"Constitutionalism is the primary edifice on which Indian democracy stands", says President
The President of India, Shri Pranab Mukherjee received today (April 7, 2016) the first copy of a book ‘Statement of Indian Law: Supreme Court through its Constitution Bench Decisions since 1950’ written by Shri Govind Goel, Advocate, Supreme Court of India. The book was released by Justice TS Thakur, Chief Justice of India at a function held at Rashtrapati Bhavan.
Speaking on the occasion, the President said Constitutionalism is the primary edifice on which the Indian democracy stands. The rule of law is the hallmark of our democracy, due to which every Indian feels empowered, making him or her participate in nation-building with full vigour and enthusiasm.
The President said unlike the Supreme Court of the United States, where judges are appointed for a life term by the political executive keeping in view ideological preferences, judges of the Indian Supreme Court are appointed through a non-political process uninfluenced by such considerations. As a result, the law that has emerged having been interpreted by the Constitution Bench of Indian Supreme Court navigates through diverse social, economic, political, cultural, historical and ethical moors. This has made the Constitution of India a living organic document keeping pace with the changing times.
The President said Constitutional Bench decisions have exhibited a reasonable degree of durability and have left indelible footprints on the sands of time. Of the 2,296 decisions of the Constitution Bench, only about one percent have been overruled, which is considerably less than the number of constitutional amendments. Yet, there may be a possibility, and more so desirability, of revisiting the correctness or relevance of a decision as per the contemporary needs of society.

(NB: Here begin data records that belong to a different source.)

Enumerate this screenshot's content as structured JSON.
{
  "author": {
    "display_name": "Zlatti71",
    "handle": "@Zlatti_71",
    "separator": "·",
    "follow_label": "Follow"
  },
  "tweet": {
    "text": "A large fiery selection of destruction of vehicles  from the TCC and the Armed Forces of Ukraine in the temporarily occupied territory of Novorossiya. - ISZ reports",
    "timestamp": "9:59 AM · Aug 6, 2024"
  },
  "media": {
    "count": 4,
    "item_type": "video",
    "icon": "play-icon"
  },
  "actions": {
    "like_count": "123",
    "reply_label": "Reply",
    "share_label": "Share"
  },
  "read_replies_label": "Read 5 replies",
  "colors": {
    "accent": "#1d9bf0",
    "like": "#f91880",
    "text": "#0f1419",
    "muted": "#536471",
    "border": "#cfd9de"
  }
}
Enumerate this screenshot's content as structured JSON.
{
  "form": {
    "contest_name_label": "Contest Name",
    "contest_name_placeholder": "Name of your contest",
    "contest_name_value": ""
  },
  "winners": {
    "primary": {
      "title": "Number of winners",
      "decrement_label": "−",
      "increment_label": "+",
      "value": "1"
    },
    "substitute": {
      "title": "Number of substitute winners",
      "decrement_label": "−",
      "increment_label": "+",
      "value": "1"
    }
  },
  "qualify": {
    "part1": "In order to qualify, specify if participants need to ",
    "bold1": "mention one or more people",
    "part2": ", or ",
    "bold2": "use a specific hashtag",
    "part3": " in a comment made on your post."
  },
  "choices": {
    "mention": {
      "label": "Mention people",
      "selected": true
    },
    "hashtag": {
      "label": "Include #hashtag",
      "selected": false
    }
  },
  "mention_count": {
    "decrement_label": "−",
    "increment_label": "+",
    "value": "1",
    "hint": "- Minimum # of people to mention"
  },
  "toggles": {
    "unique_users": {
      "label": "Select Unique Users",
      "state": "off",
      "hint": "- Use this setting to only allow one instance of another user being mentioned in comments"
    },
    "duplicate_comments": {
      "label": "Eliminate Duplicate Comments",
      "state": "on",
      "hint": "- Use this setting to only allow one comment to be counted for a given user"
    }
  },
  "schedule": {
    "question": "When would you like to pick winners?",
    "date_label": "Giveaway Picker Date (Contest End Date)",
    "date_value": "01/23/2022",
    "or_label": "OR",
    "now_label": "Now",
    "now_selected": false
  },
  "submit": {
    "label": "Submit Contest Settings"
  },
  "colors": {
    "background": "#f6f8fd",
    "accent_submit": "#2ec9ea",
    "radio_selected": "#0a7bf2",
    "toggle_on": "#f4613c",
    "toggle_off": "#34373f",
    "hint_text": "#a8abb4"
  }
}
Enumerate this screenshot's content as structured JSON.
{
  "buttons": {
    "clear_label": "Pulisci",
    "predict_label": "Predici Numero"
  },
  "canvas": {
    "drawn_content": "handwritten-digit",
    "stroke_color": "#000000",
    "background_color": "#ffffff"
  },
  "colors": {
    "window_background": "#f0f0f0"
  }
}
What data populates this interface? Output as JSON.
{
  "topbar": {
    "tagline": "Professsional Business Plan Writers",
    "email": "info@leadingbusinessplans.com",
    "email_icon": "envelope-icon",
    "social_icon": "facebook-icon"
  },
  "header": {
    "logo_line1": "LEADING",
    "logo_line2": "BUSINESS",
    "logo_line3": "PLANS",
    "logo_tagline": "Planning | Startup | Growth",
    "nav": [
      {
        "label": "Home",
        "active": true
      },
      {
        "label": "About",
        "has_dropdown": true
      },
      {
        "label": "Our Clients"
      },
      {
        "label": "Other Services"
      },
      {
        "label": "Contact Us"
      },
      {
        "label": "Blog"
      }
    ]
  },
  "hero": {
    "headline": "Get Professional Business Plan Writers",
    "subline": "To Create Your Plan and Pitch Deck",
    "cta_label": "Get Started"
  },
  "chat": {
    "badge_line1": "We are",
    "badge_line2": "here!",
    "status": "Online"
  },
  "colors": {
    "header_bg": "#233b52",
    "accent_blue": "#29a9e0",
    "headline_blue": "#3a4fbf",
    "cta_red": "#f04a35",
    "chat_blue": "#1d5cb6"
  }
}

The book ‘Statement of Indian Law: Supreme Court through its Constitution Bench Decisions since 1950’ is a study of all the judgments delivered by the Constitution Bench of the Supreme Court of India since 1950.